━━ Data provided ━━
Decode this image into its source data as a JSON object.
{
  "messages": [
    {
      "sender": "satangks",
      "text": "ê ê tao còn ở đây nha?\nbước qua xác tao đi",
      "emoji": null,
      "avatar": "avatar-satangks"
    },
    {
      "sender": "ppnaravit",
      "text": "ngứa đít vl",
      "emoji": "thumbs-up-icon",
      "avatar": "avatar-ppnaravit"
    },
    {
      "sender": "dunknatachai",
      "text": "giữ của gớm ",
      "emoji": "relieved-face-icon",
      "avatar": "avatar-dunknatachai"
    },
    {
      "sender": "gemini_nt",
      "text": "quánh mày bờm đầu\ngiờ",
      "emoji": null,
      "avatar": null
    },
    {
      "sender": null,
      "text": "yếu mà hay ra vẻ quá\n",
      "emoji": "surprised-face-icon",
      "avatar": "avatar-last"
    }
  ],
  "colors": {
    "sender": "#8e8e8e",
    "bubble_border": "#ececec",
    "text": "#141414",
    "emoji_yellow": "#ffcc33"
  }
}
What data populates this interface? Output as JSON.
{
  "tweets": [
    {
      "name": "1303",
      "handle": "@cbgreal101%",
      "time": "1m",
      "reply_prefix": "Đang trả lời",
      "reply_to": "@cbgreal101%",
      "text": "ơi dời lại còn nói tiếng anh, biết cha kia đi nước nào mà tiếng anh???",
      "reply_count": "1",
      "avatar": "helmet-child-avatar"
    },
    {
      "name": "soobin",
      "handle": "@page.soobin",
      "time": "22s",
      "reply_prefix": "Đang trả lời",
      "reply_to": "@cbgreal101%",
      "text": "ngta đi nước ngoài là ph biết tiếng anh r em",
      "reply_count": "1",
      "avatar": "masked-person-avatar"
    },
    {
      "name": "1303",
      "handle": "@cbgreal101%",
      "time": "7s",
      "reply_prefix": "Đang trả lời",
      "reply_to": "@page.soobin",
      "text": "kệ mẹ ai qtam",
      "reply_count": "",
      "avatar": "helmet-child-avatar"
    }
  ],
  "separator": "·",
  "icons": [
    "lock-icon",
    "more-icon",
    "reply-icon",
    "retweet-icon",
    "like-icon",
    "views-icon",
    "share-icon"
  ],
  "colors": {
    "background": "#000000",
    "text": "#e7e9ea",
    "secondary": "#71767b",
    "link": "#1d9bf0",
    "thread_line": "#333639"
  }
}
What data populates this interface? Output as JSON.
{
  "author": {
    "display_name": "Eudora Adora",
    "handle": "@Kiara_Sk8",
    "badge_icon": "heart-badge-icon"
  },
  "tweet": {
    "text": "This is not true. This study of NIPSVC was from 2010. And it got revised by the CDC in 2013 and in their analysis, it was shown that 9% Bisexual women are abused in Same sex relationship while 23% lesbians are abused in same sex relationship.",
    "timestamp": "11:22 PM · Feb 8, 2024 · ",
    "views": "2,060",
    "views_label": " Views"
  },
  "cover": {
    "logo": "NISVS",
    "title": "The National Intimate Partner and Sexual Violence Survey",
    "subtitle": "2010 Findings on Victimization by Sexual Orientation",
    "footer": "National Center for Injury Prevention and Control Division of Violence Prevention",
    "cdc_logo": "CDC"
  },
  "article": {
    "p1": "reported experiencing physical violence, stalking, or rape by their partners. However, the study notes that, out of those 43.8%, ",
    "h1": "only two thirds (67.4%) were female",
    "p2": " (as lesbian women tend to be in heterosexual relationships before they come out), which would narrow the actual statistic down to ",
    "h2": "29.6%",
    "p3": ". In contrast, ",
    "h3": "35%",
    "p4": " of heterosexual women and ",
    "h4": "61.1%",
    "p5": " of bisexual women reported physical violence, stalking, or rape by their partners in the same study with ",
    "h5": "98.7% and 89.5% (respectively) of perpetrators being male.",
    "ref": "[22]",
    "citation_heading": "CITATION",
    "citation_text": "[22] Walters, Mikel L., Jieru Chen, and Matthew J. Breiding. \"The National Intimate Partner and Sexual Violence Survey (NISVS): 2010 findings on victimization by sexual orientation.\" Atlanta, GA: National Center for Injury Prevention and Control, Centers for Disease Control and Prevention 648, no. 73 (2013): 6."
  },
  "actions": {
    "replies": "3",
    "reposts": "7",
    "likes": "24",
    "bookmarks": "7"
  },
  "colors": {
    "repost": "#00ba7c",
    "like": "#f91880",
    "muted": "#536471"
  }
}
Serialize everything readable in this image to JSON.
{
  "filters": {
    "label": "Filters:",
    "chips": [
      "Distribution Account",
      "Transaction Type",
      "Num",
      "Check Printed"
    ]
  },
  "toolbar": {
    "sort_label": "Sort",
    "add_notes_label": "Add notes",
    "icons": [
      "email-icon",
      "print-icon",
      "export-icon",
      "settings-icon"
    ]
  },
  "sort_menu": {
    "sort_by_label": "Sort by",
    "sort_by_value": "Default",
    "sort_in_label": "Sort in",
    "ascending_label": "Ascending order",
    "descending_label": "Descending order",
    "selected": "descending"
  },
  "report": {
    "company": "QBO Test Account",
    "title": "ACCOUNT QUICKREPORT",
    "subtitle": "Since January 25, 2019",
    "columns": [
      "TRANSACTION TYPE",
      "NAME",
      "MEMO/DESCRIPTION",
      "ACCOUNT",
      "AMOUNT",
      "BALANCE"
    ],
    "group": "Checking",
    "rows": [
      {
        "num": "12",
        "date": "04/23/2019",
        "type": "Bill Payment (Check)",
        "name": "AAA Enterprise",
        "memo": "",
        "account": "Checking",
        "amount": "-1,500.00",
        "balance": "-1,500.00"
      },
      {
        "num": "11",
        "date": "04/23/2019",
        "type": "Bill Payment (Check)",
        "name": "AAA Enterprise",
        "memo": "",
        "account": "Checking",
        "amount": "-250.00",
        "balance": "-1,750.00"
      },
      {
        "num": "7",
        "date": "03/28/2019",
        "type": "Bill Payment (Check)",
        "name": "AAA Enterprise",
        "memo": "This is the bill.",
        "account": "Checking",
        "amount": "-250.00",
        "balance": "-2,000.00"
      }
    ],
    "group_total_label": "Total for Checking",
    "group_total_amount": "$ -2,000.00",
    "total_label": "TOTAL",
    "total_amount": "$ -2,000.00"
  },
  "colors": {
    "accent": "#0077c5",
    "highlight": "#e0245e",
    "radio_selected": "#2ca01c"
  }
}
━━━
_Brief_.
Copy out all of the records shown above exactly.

_Answer area_.
Decode this image into its source data as a JSON object.
{
  "messages": [
    {
      "sender": "satangks",
      "text": "ê ê tao còn ở đây nha?\nbước qua xác tao đi",
      "emoji": null,
      "avatar": "avatar-satangks"
    },
    {
      "sender": "ppnaravit",
      "text": "ngứa đít vl",
      "emoji": "thumbs-up-icon",
      "avatar": "avatar-ppnaravit"
    },
    {
      "sender": "dunknatachai",
      "text": "giữ của gớm ",
      "emoji": "relieved-face-icon",
      "avatar": "avatar-dunknatachai"
    },
    {
      "sender": "gemini_nt",
      "text": "quánh mày bờm đầu\ngiờ",
      "emoji": null,
      "avatar": null
    },
    {
      "sender": null,
      "text": "yếu mà hay ra vẻ quá\n",
      "emoji": "surprised-face-icon",
      "avatar": "avatar-last"
    }
  ],
  "colors": {
    "sender": "#8e8e8e",
    "bubble_border": "#ececec",
    "text": "#141414",
    "emoji_yellow": "#ffcc33"
  }
}
What data populates this interface? Output as JSON.
{
  "tweets": [
    {
      "name": "1303",
      "handle": "@cbgreal101%",
      "time": "1m",
      "reply_prefix": "Đang trả lời",
      "reply_to": "@cbgreal101%",
      "text": "ơi dời lại còn nói tiếng anh, biết cha kia đi nước nào mà tiếng anh???",
      "reply_count": "1",
      "avatar": "helmet-child-avatar"
    },
    {
      "name": "soobin",
      "handle": "@page.soobin",
      "time": "22s",
      "reply_prefix": "Đang trả lời",
      "reply_to": "@cbgreal101%",
      "text": "ngta đi nước ngoài là ph biết tiếng anh r em",
      "reply_count": "1",
      "avatar": "masked-person-avatar"
    },
    {
      "name": "1303",
      "handle": "@cbgreal101%",
      "time": "7s",
      "reply_prefix": "Đang trả lời",
      "reply_to": "@page.soobin",
      "text": "kệ mẹ ai qtam",
      "reply_count": "",
      "avatar": "helmet-child-avatar"
    }
  ],
  "separator": "·",
  "icons": [
    "lock-icon",
    "more-icon",
    "reply-icon",
    "retweet-icon",
    "like-icon",
    "views-icon",
    "share-icon"
  ],
  "colors": {
    "background": "#000000",
    "text": "#e7e9ea",
    "secondary": "#71767b",
    "link": "#1d9bf0",
    "thread_line": "#333639"
  }
}
What data populates this interface? Output as JSON.
{
  "author": {
    "display_name": "Eudora Adora",
    "handle": "@Kiara_Sk8",
    "badge_icon": "heart-badge-icon"
  },
  "tweet": {
    "text": "This is not true. This study of NIPSVC was from 2010. And it got revised by the CDC in 2013 and in their analysis, it was shown that 9% Bisexual women are abused in Same sex relationship while 23% lesbians are abused in same sex relationship.",
    "timestamp": "11:22 PM · Feb 8, 2024 · ",
    "views": "2,060",
    "views_label": " Views"
  },
  "cover": {
    "logo": "NISVS",
    "title": "The National Intimate Partner and Sexual Violence Survey",
    "subtitle": "2010 Findings on Victimization by Sexual Orientation",
    "footer": "National Center for Injury Prevention and Control Division of Violence Prevention",
    "cdc_logo": "CDC"
  },
  "article": {
    "p1": "reported experiencing physical violence, stalking, or rape by their partners. However, the study notes that, out of those 43.8%, ",
    "h1": "only two thirds (67.4%) were female",
    "p2": " (as lesbian women tend to be in heterosexual relationships before they come out), which would narrow the actual statistic down to ",
    "h2": "29.6%",
    "p3": ". In contrast, ",
    "h3": "35%",
    "p4": " of heterosexual women and ",
    "h4": "61.1%",
    "p5": " of bisexual women reported physical violence, stalking, or rape by their partners in the same study with ",
    "h5": "98.7% and 89.5% (respectively) of perpetrators being male.",
    "ref": "[22]",
    "citation_heading": "CITATION",
    "citation_text": "[22] Walters, Mikel L., Jieru Chen, and Matthew J. Breiding. \"The National Intimate Partner and Sexual Violence Survey (NISVS): 2010 findings on victimization by sexual orientation.\" Atlanta, GA: National Center for Injury Prevention and Control, Centers for Disease Control and Prevention 648, no. 73 (2013): 6."
  },
  "actions": {
    "replies": "3",
    "reposts": "7",
    "likes": "24",
    "bookmarks": "7"
  },
  "colors": {
    "repost": "#00ba7c",
    "like": "#f91880",
    "muted": "#536471"
  }
}
Serialize everything readable in this image to JSON.
{
  "filters": {
    "label": "Filters:",
    "chips": [
      "Distribution Account",
      "Transaction Type",
      "Num",
      "Check Printed"
    ]
  },
  "toolbar": {
    "sort_label": "Sort",
    "add_notes_label": "Add notes",
    "icons": [
      "email-icon",
      "print-icon",
      "export-icon",
      "settings-icon"
    ]
  },
  "sort_menu": {
    "sort_by_label": "Sort by",
    "sort_by_value": "Default",
    "sort_in_label": "Sort in",
    "ascending_label": "Ascending order",
    "descending_label": "Descending order",
    "selected": "descending"
  },
  "report": {
    "company": "QBO Test Account",
    "title": "ACCOUNT QUICKREPORT",
    "subtitle": "Since January 25, 2019",
    "columns": [
      "TRANSACTION TYPE",
      "NAME",
      "MEMO/DESCRIPTION",
      "ACCOUNT",
      "AMOUNT",
      "BALANCE"
    ],
    "group": "Checking",
    "rows": [
      {
        "num": "12",
        "date": "04/23/2019",
        "type": "Bill Payment (Check)",
        "name": "AAA Enterprise",
        "memo": "",
        "account": "Checking",
        "amount": "-1,500.00",
        "balance": "-1,500.00"
      },
      {
        "num": "11",
        "date": "04/23/2019",
        "type": "Bill Payment (Check)",
        "name": "AAA Enterprise",
        "memo": "",
        "account": "Checking",
        "amount": "-250.00",
        "balance": "-1,750.00"
      },
      {
        "num": "7",
        "date": "03/28/2019",
        "type": "Bill Payment (Check)",
        "name": "AAA Enterprise",
        "memo": "This is the bill.",
        "account": "Checking",
        "amount": "-250.00",
        "balance": "-2,000.00"
      }
    ],
    "group_total_label": "Total for Checking",
    "group_total_amount": "$ -2,000.00",
    "total_label": "TOTAL",
    "total_amount": "$ -2,000.00"
  },
  "colors": {
    "accent": "#0077c5",
    "highlight": "#e0245e",
    "radio_selected": "#2ca01c"
  }
}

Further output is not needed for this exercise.